That is why, after considering all the variables at play in the current electoral competition, and taking into account what the country has been going through under the present administration, my conscience and my unquenching desire to always seek the national interest have compelled me to root for the UP presidential slate in the run off on November 14. And that is why I’d be casting my lone vote for the Boakai/Koung slate if I were in the country do so--now that their’s is the only opposition presidential ticket left to take on an incumbency that is not an option going forward. “Neutrality” is not, and cannot be, an option under the prevailing circumstances.

From where I sit, the need to have a viable option to what we currently have is not about Ambassador Joe Boakai or Senator Jeremiah Koung or the Unity Party.  It is about urgently re-directing the country from the present leadership trajectory of the past nearly six years—which has been characterized by actions, activities, measures, pattern of behavior that, as far as I am concerned, are oppositional to my concept of good and efficient governance/leadership. This decision is without any prejudice whatsoever to the person of Mr. Weah, but simply a reiteration of the positions I took in the elections of 2005, 2011, and 2017—positions which were anchored in my abiding conviction that Liberia deserves a much better governance option; one that can break the jinx of perpetual poverty among the masses by using all the resources of the country for all of its people, rather than for the benefit of just a few.   

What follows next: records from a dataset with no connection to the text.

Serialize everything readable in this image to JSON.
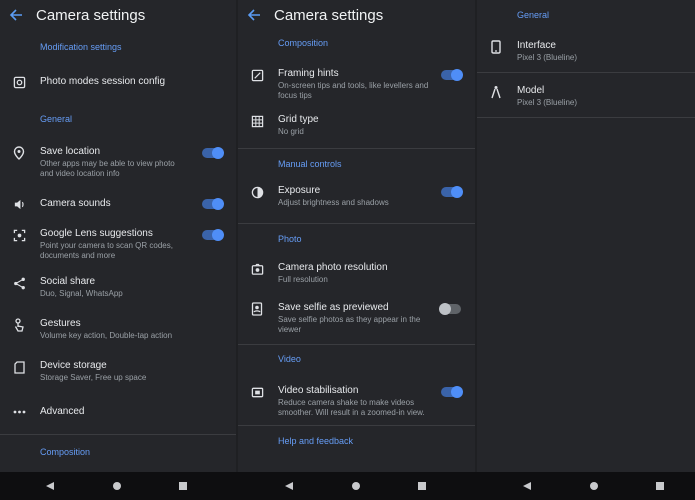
{
  "panel1": {
    "title": "Camera settings",
    "sections": {
      "modification": "Modification settings",
      "general": "General",
      "composition": "Composition"
    },
    "items": {
      "photo_modes": {
        "title": "Photo modes session config"
      },
      "save_location": {
        "title": "Save location",
        "subtitle": "Other apps may be able to view photo and video location info",
        "toggle": "on"
      },
      "camera_sounds": {
        "title": "Camera sounds",
        "toggle": "on"
      },
      "google_lens": {
        "title": "Google Lens suggestions",
        "subtitle": "Point your camera to scan QR codes, documents and more",
        "toggle": "on"
      },
      "social_share": {
        "title": "Social share",
        "subtitle": "Duo, Signal, WhatsApp"
      },
      "gestures": {
        "title": "Gestures",
        "subtitle": "Volume key action, Double-tap action"
      },
      "device_storage": {
        "title": "Device storage",
        "subtitle": "Storage Saver, Free up space"
      },
      "advanced": {
        "title": "Advanced"
      }
    }
  },
  "panel2": {
    "title": "Camera settings",
    "sections": {
      "composition": "Composition",
      "manual_controls": "Manual controls",
      "photo": "Photo",
      "video": "Video",
      "help": "Help and feedback"
    },
    "items": {
      "framing_hints": {
        "title": "Framing hints",
        "subtitle": "On-screen tips and tools, like levellers and focus tips",
        "toggle": "on"
      },
      "grid_type": {
        "title": "Grid type",
        "subtitle": "No grid"
      },
      "exposure": {
        "title": "Exposure",
        "subtitle": "Adjust brightness and shadows",
        "toggle": "on"
      },
      "photo_resolution": {
        "title": "Camera photo resolution",
        "subtitle": "Full resolution"
      },
      "save_selfie": {
        "title": "Save selfie as previewed",
        "subtitle": "Save selfie photos as they appear in the viewer",
        "toggle": "off"
      },
      "video_stabilisation": {
        "title": "Video stabilisation",
        "subtitle": "Reduce camera shake to make videos smoother. Will result in a zoomed-in view.",
        "toggle": "on"
      }
    }
  },
  "panel3": {
    "section": "General",
    "items": {
      "interface": {
        "title": "Interface",
        "subtitle": "Pixel 3 (Blueline)"
      },
      "model": {
        "title": "Model",
        "subtitle": "Pixel 3 (Blueline)"
      }
    }
  },
  "colors": {
    "accent": "#669df6",
    "background": "#25262a",
    "navbar": "#0e0e10"
  }
}
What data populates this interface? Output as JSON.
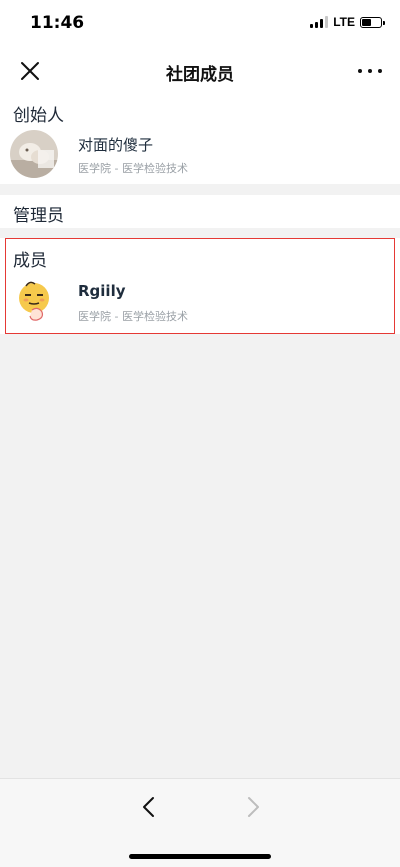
{
  "status_bar": {
    "time": "11:46",
    "network": "LTE",
    "icons": [
      "signal-icon",
      "battery-icon"
    ]
  },
  "nav": {
    "title": "社团成员",
    "close_icon": "close-icon",
    "more_icon": "more-icon"
  },
  "sections": {
    "founder": {
      "title": "创始人",
      "members": [
        {
          "name": "对面的傻子",
          "meta": "医学院 - 医学检验技术"
        }
      ]
    },
    "admins": {
      "title": "管理员",
      "members": []
    },
    "members": {
      "title": "成员",
      "members": [
        {
          "name": "Rgiily",
          "meta": "医学院 - 医学检验技术"
        }
      ]
    }
  },
  "colors": {
    "highlight": "#e53935",
    "background": "#f2f2f2",
    "meta_text": "#9aa0a6"
  },
  "bottom_bar": {
    "back_icon": "chevron-left-icon",
    "forward_icon": "chevron-right-icon"
  }
}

I have known ex-VP Boakai for over 25 years—both at the personal and official levels. Although our interactions during this period have not been that frequent, the few times I have been privileged to be in his company have often left me with the impression that he is a well-intentioned, soft-spoken and self-effacing person, with a penchant for entertaining anecdotes and snappy wisecracks. 

 True, the UP-standard bearer is no longer in his prime, and, like many at his age, may have his limitations at this point. Also true, is the fact that power has a way of changing even normally humble persons, and very few leaders have escaped its heady impact on them. That stated, I still cannot for the life of me envisage a President Joe Boakai being a self-seeking and materialistic leader, who will go on a house construction binge, swim in the public coffers, live an opulent and narcissistic life, put square pegs in round holes, create an insecure environment, and run the country on strictly partisan basis by excluding certain regions and ethnic groups from his administration. Neither do I see him as a leader who will create a “them-and-us” situation among the Liberian population—thereby polarizing the population the way it is now.

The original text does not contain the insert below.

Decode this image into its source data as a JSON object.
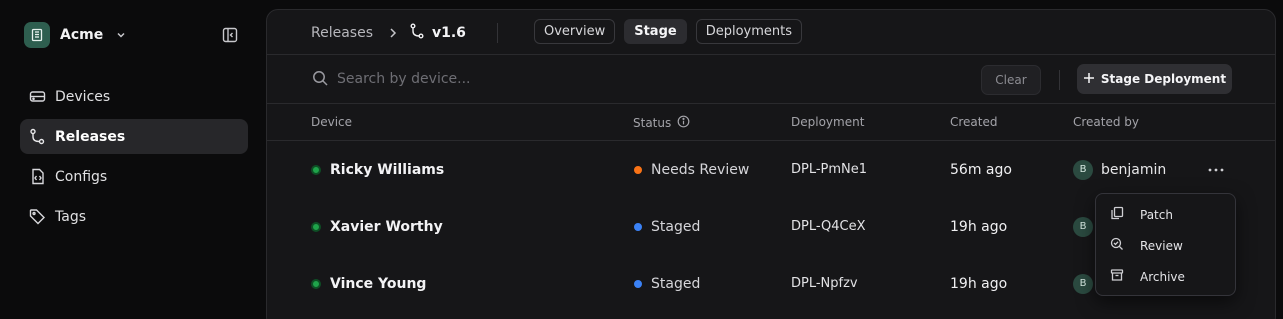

I am under no illusion that merely electing Joe Boakai as President will be a panacea for all of Liberia’s problems. But given the existing dysfunctional governance system in the country, the option former Vice President Boakai provides in the runoff against President Weah may well constitute, in the short term at least, the light of hope in the darkness of despair that currently hangs over the country.   

It is my expectation that if he and his younger running mate win the race, they will move quickly to establish a transitional bridge between what the country’s leadership landscape is now, and a generation of progressive and patriotic leadership that will focus less on the perquisites of power, and more on formulating concrete policies that will improve life for all Liberians, and harness the huge potential of the country to finally dig itself out of a perpetual state of poverty and underdevelopment. 

I am confident, that with the right policies, sound and patriotic advisers, efficient, knowledgeable and experienced workforce, and an all-inclusive dynamic government in which every part of the country and all sections of the population will see themselves represented, a Boakai/Koung administration will save the state (in the short term) from its existing paralysis and path to nowhere.


Prof. Lamini Waritay served as Minister of Information in the Amos Sawyer-led Interim Government and also served briefly as Chairman of the Mass Communication Department at the University of Liberia. He’s currently a communications and political consultant.